(ENTRIES SHOWN begins)
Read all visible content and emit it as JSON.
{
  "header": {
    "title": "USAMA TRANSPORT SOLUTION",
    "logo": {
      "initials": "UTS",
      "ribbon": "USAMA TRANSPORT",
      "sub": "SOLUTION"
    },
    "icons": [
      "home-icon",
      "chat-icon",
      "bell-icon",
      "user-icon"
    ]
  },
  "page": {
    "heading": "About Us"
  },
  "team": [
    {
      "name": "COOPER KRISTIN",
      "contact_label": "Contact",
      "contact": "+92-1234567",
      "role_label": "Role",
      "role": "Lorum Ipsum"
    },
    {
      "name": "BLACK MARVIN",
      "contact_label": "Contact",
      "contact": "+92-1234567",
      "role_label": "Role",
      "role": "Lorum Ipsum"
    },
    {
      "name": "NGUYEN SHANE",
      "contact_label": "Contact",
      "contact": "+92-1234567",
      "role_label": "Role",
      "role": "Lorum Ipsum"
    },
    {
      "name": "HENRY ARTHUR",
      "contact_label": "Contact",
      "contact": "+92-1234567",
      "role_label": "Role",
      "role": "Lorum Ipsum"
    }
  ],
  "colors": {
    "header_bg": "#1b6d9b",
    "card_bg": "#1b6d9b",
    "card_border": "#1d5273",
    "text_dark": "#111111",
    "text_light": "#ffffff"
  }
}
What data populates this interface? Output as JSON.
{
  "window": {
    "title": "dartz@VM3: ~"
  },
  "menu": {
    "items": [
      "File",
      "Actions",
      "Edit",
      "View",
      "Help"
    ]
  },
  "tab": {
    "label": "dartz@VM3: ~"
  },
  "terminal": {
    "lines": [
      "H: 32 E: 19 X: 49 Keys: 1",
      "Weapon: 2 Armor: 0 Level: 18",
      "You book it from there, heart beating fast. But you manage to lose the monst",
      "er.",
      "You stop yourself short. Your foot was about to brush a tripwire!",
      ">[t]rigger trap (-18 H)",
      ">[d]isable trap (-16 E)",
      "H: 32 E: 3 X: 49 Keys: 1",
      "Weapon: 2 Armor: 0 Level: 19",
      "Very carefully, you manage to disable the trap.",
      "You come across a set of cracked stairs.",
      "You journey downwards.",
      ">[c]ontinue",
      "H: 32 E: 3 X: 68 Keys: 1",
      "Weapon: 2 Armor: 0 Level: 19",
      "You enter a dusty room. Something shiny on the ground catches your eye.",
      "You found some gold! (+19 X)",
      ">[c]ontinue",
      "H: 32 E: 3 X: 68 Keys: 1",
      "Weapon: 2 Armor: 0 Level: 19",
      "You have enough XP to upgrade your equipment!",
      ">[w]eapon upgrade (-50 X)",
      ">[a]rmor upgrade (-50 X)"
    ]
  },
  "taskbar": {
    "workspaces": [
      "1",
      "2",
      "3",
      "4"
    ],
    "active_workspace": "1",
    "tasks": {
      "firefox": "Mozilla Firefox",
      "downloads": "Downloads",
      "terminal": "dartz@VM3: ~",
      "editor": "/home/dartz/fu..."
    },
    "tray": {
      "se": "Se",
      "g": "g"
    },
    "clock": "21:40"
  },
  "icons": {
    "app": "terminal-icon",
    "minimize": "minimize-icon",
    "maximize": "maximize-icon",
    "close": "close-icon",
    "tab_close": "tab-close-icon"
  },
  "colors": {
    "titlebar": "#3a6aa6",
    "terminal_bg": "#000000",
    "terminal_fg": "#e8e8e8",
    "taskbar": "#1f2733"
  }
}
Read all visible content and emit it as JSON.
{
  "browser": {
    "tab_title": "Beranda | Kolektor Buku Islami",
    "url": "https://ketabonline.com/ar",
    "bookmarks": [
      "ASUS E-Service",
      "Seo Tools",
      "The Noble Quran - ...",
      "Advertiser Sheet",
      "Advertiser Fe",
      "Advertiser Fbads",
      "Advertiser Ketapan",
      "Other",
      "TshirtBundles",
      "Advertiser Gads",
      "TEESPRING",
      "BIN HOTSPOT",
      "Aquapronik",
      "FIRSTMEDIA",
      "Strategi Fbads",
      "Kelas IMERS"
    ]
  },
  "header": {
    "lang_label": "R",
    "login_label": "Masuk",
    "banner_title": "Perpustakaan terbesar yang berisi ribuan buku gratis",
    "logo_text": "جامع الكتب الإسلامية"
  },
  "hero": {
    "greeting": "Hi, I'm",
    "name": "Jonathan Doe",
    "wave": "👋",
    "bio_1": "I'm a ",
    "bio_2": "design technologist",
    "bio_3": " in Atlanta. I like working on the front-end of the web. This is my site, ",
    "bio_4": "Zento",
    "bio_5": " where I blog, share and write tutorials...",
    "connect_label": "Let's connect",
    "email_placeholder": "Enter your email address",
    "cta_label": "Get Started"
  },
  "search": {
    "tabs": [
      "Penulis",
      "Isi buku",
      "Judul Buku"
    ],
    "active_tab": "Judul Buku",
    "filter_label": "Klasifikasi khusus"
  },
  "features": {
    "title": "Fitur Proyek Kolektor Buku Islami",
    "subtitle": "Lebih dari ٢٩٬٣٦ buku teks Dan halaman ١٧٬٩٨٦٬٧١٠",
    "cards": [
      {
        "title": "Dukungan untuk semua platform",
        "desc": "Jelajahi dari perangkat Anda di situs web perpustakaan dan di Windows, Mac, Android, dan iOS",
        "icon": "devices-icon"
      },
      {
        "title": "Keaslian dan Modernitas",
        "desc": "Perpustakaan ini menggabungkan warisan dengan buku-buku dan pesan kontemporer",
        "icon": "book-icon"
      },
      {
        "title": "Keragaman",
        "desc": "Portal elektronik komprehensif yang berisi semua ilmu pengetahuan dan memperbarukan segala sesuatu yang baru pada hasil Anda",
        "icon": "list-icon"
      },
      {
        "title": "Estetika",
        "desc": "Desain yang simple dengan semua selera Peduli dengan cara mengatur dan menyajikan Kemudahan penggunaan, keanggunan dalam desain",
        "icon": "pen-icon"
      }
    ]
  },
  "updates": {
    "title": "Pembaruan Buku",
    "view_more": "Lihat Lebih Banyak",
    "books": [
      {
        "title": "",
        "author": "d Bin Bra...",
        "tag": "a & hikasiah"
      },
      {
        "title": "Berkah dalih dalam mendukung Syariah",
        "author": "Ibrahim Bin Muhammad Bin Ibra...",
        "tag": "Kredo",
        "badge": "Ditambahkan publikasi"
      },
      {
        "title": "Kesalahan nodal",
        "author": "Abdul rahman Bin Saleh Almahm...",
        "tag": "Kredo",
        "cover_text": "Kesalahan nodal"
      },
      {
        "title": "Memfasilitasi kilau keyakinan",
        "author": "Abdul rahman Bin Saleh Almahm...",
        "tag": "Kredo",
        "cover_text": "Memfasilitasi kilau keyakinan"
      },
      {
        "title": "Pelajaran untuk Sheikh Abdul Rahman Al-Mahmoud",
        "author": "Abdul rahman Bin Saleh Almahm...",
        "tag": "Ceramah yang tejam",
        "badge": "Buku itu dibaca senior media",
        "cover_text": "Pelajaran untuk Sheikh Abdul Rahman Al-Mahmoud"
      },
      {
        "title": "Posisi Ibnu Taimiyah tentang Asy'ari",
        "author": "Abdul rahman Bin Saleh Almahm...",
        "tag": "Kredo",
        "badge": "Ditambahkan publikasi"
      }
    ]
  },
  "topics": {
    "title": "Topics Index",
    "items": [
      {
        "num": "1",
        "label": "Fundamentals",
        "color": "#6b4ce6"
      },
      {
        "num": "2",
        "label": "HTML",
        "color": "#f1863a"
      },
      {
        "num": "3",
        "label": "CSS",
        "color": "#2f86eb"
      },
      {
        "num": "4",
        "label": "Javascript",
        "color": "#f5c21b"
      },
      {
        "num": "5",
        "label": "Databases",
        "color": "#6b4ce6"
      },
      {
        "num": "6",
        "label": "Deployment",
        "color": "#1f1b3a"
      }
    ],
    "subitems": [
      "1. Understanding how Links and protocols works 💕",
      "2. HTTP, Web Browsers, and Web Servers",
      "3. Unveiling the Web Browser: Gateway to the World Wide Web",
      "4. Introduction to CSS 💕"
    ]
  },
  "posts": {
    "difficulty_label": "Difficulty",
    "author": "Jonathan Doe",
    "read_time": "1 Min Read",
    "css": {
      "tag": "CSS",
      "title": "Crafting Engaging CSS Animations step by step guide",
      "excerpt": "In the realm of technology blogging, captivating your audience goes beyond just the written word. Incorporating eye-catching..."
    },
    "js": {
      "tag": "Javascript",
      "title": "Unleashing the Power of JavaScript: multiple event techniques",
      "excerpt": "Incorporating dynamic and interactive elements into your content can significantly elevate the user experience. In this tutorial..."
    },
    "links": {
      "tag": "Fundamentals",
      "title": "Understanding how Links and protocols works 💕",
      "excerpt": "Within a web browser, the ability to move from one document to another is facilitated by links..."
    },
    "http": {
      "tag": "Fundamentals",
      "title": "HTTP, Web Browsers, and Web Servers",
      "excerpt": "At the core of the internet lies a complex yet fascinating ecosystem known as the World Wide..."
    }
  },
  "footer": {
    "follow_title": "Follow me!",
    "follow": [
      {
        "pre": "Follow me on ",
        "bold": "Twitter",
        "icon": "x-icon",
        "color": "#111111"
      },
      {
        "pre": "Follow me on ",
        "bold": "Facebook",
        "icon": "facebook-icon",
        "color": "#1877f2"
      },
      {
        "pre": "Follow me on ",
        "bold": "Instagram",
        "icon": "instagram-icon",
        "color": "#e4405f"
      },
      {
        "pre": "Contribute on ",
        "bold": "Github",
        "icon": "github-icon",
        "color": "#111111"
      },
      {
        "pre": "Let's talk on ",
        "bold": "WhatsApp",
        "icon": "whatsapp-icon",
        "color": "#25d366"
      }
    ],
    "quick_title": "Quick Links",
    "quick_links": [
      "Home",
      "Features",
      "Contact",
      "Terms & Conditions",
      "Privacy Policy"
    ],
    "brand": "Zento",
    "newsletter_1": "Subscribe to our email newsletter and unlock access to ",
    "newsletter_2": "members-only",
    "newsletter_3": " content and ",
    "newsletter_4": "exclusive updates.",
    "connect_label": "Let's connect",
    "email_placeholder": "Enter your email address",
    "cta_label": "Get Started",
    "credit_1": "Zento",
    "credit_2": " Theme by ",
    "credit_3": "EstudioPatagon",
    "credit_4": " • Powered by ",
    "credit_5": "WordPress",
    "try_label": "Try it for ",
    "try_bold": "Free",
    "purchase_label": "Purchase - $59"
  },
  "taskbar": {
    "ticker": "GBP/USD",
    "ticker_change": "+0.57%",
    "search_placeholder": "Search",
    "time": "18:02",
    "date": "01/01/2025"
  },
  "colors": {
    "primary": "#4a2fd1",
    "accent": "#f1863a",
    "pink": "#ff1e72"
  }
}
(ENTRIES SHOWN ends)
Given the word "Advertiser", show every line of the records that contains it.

*RESULT:*
      "Advertiser Sheet",
      "Advertiser Fe",
      "Advertiser Fbads",
      "Advertiser Ketapan",
      "Advertiser Gads",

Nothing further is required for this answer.